Ecological Farming in Africa
About 70% of Africa’s population depends on agriculture for their livelihoods; making it the backbone of most African economies. Despite this, food sovereignty remains a problem and a cause for concern.
Some have argued that agri-business and industrial agriculture is the solution to food insecurity, however, it is no longer a secret that an agri-business driven agenda is aimed at pushing industrial agriculture on Africa. Industrial agriculture presents one of the most urgent threats to the environment and food security facing the world today. It relies on inputs of fossil-fuel intensive synthetic fertilisers, pesticides and genetically engineered seeds.
These expensive inputs result in debt and economic insecurity for small holder farmers especially. This debt-driven agriculture is also a big contributor to global climate change. It destroys biodiversity, degrades soils, pollutes land, freshwater and coastlines, creating health risks from field to fork, and consolidates control over the food system amongst a handful of corporate giants.
It is against this backdrop that, Greenpeace is campaigning for the intensification of ecological farming as the solution to food insecurity and environmental protection. Ecological farming ensures healthy farming and food for today and tomorrow, by protecting soil, water and climate.

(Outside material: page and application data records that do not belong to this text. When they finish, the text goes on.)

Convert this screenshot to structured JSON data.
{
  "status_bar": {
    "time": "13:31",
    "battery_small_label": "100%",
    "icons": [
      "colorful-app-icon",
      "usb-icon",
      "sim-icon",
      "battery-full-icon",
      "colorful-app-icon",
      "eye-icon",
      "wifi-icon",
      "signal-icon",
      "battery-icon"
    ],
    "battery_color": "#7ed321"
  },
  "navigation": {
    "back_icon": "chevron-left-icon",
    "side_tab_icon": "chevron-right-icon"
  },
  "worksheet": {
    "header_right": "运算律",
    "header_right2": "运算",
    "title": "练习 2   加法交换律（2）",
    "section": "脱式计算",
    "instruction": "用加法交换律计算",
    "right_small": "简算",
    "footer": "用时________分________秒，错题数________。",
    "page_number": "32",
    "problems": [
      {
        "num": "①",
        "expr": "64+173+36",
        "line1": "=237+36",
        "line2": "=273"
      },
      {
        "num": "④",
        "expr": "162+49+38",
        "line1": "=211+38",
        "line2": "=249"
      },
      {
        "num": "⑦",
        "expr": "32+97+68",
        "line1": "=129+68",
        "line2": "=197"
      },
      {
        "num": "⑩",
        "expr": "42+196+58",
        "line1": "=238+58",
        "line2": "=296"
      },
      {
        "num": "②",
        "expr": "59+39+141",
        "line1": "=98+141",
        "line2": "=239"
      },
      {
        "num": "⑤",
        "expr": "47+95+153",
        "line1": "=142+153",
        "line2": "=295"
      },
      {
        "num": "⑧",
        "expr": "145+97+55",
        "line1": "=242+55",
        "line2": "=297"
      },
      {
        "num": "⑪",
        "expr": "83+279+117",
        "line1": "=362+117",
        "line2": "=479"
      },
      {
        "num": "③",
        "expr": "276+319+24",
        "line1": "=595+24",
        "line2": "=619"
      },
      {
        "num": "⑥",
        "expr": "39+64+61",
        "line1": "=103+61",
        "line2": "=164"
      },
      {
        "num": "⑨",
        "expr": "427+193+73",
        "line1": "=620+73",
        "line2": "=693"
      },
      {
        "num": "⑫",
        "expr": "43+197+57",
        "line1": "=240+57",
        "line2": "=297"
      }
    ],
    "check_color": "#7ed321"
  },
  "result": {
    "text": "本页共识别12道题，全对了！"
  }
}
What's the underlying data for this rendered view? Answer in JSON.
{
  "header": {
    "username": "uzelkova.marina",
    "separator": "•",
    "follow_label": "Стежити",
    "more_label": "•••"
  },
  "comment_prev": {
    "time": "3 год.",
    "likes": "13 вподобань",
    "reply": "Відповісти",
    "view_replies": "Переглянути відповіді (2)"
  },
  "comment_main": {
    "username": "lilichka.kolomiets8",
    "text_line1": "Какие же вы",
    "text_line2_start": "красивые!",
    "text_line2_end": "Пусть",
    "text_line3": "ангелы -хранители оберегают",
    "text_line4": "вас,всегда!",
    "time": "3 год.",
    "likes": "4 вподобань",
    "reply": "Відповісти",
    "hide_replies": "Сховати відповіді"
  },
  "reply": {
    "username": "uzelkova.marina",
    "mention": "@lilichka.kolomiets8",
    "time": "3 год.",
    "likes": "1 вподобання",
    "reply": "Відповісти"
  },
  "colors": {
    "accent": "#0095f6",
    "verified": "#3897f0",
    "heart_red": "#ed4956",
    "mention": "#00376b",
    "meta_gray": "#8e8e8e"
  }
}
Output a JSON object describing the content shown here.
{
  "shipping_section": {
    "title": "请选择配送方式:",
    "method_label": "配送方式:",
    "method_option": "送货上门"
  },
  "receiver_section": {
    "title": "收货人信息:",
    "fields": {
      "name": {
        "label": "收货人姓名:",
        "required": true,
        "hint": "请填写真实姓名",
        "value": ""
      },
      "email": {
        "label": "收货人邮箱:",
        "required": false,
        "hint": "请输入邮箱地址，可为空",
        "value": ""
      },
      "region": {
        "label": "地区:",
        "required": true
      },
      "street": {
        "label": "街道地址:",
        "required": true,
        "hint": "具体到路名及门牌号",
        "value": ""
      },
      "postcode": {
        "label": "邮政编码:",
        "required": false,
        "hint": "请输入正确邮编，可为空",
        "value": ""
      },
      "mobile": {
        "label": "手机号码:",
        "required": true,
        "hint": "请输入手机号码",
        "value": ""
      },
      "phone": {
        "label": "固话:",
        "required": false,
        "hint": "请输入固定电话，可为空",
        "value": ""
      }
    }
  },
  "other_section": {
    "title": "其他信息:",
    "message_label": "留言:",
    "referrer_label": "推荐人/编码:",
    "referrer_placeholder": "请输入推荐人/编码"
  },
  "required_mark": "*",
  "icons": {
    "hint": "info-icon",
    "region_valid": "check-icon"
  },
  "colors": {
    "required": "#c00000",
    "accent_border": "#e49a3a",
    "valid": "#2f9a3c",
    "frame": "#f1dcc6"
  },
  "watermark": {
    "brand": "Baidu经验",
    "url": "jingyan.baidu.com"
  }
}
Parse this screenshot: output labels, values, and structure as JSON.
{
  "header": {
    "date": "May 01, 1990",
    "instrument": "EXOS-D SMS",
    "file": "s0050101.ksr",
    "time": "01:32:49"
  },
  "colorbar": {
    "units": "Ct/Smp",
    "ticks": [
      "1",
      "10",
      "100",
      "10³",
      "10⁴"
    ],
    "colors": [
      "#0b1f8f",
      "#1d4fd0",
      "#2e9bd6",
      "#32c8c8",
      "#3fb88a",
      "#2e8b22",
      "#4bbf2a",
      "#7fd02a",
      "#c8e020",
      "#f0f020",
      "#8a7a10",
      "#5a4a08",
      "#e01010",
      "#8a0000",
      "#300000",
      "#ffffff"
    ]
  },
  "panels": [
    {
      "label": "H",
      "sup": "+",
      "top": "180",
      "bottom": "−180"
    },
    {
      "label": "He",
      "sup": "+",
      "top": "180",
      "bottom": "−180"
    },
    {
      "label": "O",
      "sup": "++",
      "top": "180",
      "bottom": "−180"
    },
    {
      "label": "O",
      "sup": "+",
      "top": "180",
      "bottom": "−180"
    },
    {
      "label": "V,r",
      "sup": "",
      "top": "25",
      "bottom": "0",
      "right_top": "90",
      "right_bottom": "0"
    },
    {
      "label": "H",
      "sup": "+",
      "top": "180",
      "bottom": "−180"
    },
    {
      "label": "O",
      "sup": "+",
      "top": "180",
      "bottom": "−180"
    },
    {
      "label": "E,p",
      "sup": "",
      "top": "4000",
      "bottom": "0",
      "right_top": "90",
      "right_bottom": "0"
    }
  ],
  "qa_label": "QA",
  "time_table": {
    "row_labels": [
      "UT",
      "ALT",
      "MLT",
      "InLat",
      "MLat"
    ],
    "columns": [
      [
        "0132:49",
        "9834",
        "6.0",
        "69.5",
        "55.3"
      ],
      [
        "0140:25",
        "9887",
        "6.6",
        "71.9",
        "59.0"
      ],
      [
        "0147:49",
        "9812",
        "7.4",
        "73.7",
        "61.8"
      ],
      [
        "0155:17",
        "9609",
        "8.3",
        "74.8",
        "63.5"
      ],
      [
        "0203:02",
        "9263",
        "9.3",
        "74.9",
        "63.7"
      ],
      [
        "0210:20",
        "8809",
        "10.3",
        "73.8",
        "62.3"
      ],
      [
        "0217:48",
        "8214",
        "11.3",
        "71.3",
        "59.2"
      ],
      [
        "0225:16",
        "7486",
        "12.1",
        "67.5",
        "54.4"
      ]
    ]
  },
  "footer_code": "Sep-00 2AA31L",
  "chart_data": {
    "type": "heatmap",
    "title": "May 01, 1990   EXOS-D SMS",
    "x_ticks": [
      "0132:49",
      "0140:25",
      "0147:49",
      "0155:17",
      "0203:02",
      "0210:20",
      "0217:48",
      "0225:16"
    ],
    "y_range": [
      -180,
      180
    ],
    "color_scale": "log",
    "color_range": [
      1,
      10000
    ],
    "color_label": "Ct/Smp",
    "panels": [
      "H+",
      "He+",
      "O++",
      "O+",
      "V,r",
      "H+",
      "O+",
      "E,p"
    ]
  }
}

This system of farming also promotes biodiversity and most importantly, it does not contaminate the environment with chemical inputs or genetic engineering. It uses locally available resources to increase resilience to climate change and encourages food production that is healthy for people and the planet.
In the economic resilience study the interviewed farmers were making more money using ecological farming as opposed to chemical inputs.
Our goal is to mainstream ecological farming in Africa by showing its benefits: Food production using ecological farming ensures healthy farming and healthy food for today and tomorrow, by protecting soil, water and climate, promotes biodiversity, and does not contaminate the environment with chemical inputs or genetic engineering. It uses locally available resources to increase resilience to climate change and encourages food production that is healthy for people and the planet. Read more
But also exposing agribusiness’ drive to increase profits at the cost of farmers’ livelihoods and food security.
Our role will be to help up-scale and promote ecological farming solutions that are already being practiced successfully by farmers.